ROME — Freed hostage Father Lawrence M. Jenco arrived in Rome today for an audience with Pope John Paul II and said he will ask the pontiff to help negotiate the release of other hostages.
Jenco also said he will deliver to John Paul a message from the Muslim extremists who held him hostage in Lebanon for nearly 19 months.
"Before I left Lebanon . . . my captors asked me to speak to (the Pope)," the weary-looking priest said, speaking in a soft voice.
Jenco, who arrived here on a U.S. Air Force jet from Frankfurt, West Germany, was asked by reporters whether he will ask the Pope during the private audience Wednesday to help in the negotiations.
"I'm sure that will be one of the items I'll speak to him about," he said. "There are also some things which I've been asked to say to him by the people who were holding us."
Several members of Jenco's family and Terry Waite, a special envoy of the Archbishop of Canterbury, accompanied the former hostage. Jenco is scheduled to fly to London on Wednesday evening to meet with the Anglican archbishop.
Ambassador at Airport
The priest, 51, was greeted at the airport by U.S. Ambassador Maxwell Rabb; the acting U.S. charge d'affaires to the Vatican, Peter Murphy, and Father Michael Sincerny, the head of the Servites of Maria religious order to which the Joliet, Ill., native belongs.
Jenco, freed Saturday, addressed his former captors in a 10-minute statement at the U.S. Rhein-Main Air Base, near Frankfurt, before departing for Rome. He addressed them as Haj, Said and Ahab.
He named Haj when he spoke of the videotape of hostage David Jacobsen, 55, of Huntington Beach, Calif., which the former hostage carried with him when released.
Jenco also thanked Said for "last-minute counsel" he provided.
"The small crucifix Ahab gave me was a great comfort during those final hours," Jenco said of the end of his ordeal.
Jenco, dressed in a traditional priest's dark suit with Roman collar, smiled and waved at a small crowd of well-wishers at Frankfurt airport.
'Will Be Personal Letter'
He said of the Americans still held by Shia zealots:
"Please let them know I will be a personal letter to their loved ones. Since neither I nor Terry nor David knew that I was to be released, I did not have a chance to hug and kiss them and to bid them farewell."

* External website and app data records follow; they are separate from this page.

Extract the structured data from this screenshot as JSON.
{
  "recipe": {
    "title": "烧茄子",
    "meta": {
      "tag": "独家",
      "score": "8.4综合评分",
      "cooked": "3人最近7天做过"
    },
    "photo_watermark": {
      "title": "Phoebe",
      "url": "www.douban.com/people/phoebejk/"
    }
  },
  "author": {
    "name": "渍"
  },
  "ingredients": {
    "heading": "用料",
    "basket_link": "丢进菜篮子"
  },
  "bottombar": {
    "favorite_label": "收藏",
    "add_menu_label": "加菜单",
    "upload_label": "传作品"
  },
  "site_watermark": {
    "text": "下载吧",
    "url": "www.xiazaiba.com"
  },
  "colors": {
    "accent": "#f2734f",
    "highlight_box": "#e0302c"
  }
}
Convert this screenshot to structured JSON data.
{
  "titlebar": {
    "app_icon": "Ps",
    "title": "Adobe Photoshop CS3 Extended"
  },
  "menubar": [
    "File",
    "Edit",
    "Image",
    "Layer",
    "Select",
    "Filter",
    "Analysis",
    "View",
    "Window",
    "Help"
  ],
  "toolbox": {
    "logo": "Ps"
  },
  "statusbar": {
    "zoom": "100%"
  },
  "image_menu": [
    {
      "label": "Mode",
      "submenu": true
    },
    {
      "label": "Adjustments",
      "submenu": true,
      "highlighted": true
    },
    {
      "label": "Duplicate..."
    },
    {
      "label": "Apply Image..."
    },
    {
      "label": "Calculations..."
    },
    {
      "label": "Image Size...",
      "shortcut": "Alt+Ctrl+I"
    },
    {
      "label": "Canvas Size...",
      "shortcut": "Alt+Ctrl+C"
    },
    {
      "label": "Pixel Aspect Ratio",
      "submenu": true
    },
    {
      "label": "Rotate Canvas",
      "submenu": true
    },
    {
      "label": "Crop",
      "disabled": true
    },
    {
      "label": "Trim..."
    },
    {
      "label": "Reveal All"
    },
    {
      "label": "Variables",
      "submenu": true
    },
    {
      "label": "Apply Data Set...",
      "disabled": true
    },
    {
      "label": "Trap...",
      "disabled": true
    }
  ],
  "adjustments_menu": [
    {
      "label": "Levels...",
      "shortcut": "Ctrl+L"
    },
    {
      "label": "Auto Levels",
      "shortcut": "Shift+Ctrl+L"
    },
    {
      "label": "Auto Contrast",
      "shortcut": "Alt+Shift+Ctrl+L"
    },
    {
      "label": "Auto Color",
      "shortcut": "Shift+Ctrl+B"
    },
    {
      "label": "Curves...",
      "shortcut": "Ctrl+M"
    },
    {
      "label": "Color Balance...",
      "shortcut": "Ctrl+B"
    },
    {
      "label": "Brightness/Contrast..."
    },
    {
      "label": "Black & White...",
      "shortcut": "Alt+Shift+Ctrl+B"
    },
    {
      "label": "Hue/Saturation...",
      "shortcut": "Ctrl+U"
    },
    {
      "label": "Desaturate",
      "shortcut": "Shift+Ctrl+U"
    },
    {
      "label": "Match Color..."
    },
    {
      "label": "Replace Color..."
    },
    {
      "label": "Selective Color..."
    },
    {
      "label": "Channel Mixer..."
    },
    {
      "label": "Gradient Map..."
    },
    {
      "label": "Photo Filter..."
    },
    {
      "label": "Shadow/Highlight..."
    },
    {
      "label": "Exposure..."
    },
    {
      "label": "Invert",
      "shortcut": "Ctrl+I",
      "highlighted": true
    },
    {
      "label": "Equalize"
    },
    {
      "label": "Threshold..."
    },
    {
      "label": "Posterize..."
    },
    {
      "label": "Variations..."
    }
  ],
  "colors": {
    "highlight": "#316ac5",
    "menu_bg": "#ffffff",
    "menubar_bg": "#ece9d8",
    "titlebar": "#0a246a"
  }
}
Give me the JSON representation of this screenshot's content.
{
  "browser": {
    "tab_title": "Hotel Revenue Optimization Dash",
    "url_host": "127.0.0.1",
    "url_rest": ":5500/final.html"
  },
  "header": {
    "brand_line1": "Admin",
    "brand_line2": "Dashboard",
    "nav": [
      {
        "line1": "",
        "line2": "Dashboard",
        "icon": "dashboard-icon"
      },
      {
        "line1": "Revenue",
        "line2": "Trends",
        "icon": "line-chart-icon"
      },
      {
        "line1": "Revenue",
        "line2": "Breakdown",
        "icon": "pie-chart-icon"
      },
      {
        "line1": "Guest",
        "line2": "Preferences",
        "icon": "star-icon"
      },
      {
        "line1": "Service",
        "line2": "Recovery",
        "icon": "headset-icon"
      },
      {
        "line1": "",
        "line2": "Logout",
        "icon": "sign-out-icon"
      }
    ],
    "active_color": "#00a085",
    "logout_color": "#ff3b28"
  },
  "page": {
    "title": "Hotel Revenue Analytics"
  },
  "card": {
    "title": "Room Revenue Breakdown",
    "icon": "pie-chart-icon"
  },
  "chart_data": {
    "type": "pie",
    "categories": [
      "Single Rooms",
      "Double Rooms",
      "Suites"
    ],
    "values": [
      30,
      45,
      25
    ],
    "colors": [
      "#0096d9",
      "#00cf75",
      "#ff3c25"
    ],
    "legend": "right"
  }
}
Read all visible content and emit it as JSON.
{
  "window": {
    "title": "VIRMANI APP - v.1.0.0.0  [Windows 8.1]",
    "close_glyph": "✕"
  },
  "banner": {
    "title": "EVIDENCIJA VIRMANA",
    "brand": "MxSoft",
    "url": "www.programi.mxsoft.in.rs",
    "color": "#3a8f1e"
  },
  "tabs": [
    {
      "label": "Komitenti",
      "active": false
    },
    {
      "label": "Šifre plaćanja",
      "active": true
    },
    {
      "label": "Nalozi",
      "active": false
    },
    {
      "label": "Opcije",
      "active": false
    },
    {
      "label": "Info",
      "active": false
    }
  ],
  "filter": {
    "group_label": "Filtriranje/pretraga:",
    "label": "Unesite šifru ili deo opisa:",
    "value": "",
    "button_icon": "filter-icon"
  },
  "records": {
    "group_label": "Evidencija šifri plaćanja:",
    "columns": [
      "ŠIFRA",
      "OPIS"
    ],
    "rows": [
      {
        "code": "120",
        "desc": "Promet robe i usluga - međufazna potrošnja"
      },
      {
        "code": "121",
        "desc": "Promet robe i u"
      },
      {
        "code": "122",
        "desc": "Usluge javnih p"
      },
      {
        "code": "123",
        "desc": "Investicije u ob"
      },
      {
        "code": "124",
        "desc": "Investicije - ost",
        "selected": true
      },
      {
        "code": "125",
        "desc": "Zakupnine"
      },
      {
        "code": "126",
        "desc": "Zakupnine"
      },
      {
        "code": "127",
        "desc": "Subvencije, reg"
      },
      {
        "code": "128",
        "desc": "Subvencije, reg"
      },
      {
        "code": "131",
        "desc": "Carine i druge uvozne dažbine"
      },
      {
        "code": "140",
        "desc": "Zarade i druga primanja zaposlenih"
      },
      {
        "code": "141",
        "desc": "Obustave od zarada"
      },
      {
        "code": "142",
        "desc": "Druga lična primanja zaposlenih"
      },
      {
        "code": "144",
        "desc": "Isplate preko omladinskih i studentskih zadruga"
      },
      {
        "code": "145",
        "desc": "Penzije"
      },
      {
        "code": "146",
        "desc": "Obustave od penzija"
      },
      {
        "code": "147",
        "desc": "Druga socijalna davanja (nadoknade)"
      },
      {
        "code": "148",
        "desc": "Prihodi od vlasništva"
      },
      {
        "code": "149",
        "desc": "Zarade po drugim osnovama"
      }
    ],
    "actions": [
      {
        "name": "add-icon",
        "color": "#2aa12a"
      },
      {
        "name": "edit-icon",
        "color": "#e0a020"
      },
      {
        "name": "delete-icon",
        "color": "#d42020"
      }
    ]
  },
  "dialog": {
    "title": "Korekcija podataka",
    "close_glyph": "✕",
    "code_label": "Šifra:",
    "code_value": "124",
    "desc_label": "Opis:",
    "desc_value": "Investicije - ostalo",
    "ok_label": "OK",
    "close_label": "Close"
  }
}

The three American hostages, seized in separate kidnapings last year, are Terry Anderson, 38, chief Middle East correspondent of the Associated Press; Jacobsen, director of the American University Hospital in Beirut, and Thomas Sutherland, 55, of Fort Collins, Colo., the university's acting dean of agriculture.